Death toll in Ethiopian protests after killing of singer rises to 166

The number of people killed in weeklong protests in Ethiopia following the slaying of a popular singer and activist has risen to 166, according to a regional deputy police commissioner.

Hachalu Hundessa considered a voice for country's largest ethnic group, the Oromo

Members of the Oromo Ethiopian community in Lebanon take part in a demonstration to protest the death of musician and activist Hachalu Hundessa in the capital Beirut on Sunday. Hundessa was shot and killed in the Ethiopian capital Addis Ababa on June 29. He had provided the soundtrack for the Oromo-led protest movement that helped bring down Ethiopia's government in 2018. (Anwar Amro/AFP via Getty Images)

Ethiopian police were patrolling the country's troubled Oromia region and the capital, Addis Ababa, on Sunday, following a week of unrest in which 166 people were killed and more than 2,000 arrested after a popular singer was shot dead.

In Oromia, 145 civilians and 11 members of security forces were killed, Girma Gelam, deputy police commissioner in the region, told the state-affiliated Fana Broadcasting Corporate. Another 10 people were killed in the capital, eight of them civilians.

Last Wednesday, the military was deployed in Addis Ababa after 50 people were killed over two days of unrest.

The Internet was cut last week to try to dampen the protests and made it difficult for rights monitors to track the scores of killings.

More than 2,280 people have been arrested in Oromia and Addis Ababa, police said. The arrests included that of a well-known Oromo activist, Jawar Mohammed, and more than 30 supporters. It is not clear what charges they might face.

The Oromo make up Ethiopia's largest ethnic group but had never held the country's top political post until Prime Minister Abiy Ahmed came to power in 2018.

The arrest of opposition figures "could make a volatile situation even worse," Human Rights Watch has said.

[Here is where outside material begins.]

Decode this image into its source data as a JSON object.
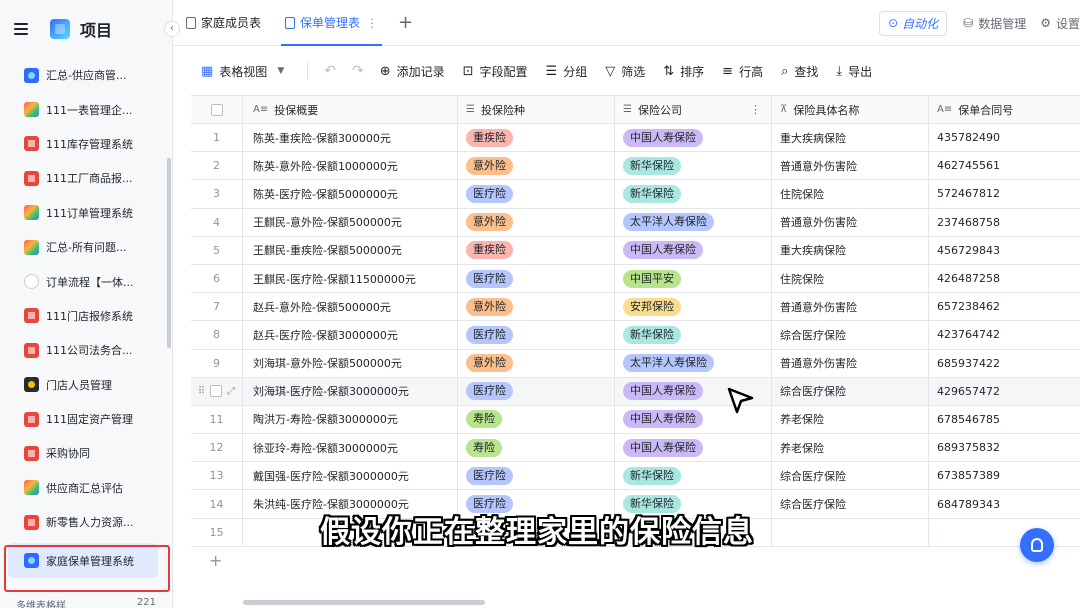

The unrest erupted after popular singer Hachalu Hundessa was killed on June 29. He had been a prominent voice in anti-government protests that led to Abiy coming to power. The singer was buried last Thursday in a ceremony shown on national television.

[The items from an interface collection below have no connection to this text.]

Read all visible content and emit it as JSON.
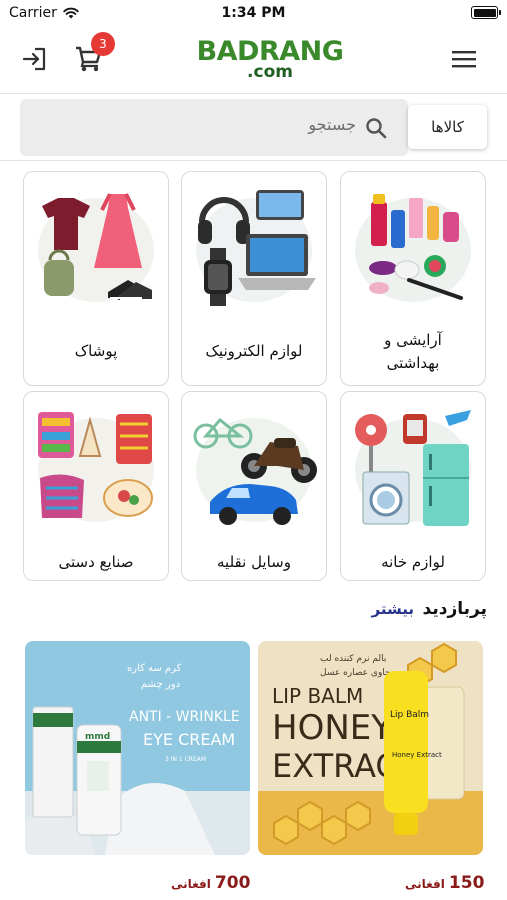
{
  "status_bar": {
    "carrier": "Carrier",
    "time": "1:34 PM"
  },
  "header": {
    "logo_main": "BADRANG",
    "logo_sub": ".com",
    "cart_count": "3",
    "icons": [
      "login-icon",
      "cart-icon",
      "menu-icon"
    ]
  },
  "search": {
    "placeholder": "جستجو",
    "category_label": "کالاها"
  },
  "categories": [
    {
      "label": "آرایشی و بهداشتی",
      "label_line1": "آرایشی و",
      "label_line2": "بهداشتی"
    },
    {
      "label": "لوازم الکترونیک"
    },
    {
      "label": "پوشاک"
    },
    {
      "label": "لوازم خانه"
    },
    {
      "label": "وسایل نقلیه"
    },
    {
      "label": "صنایع دستی"
    }
  ],
  "section": {
    "title": "پربازدید",
    "more": "بیشتر"
  },
  "products": [
    {
      "price": "150",
      "currency": "افغانی",
      "image_text": {
        "top": "بالم نرم کننده لب",
        "top2": "حاوی عصاره عسل",
        "line1": "LIP BALM",
        "line2": "HONEY",
        "line3": "EXTRACT",
        "tube_brand": "Lip Balm",
        "tube_sub": "Honey Extract"
      }
    },
    {
      "price": "700",
      "currency": "افغانی",
      "image_text": {
        "top": "کرم سه کاره",
        "top2": "دور چشم",
        "line1": "ANTI - WRINKLE",
        "line2": "EYE CREAM",
        "line3": "3 IN 1 CREAM",
        "tube_brand": "mmd"
      }
    }
  ],
  "colors": {
    "brand_green": "#3a8a2b",
    "badge_red": "#e53935",
    "price": "#8b1a1a",
    "more_link": "#25328a"
  }
}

A woman reacts next to the coffin of Ethiopian musician Hachalu Hundessa during his funeral in Ambo, Ethiopia, on July 2 in this still image taken from video. His killing tapped into grievances fuelled by decades of government repression and what the Oromo describe as their historic exclusion from political power. (Oromia Broadcasting Network (OBN) via Reuters)

The new disturbances amount to the prime minister's greatest domestic test since he took office, analysts say. He was awarded the Nobel Peace Prize last year for dramatic reforms, including welcoming home once-banned exile groups. However, Abiy's steps to open political space have been used by some Ethiopians to air ethnic and other grievances. At times, it has led to deadly violence, and human rights groups have accused security forces of abuses.

Speaking about the week of unrest, Abiy said he had recently extended an offer of peace to dissidents, but they have "taken up arms" in revolt against the government in a week.

Those who participate "in the destruction of the nation cannot be considered guardians of the nation," Abiy said on Friday.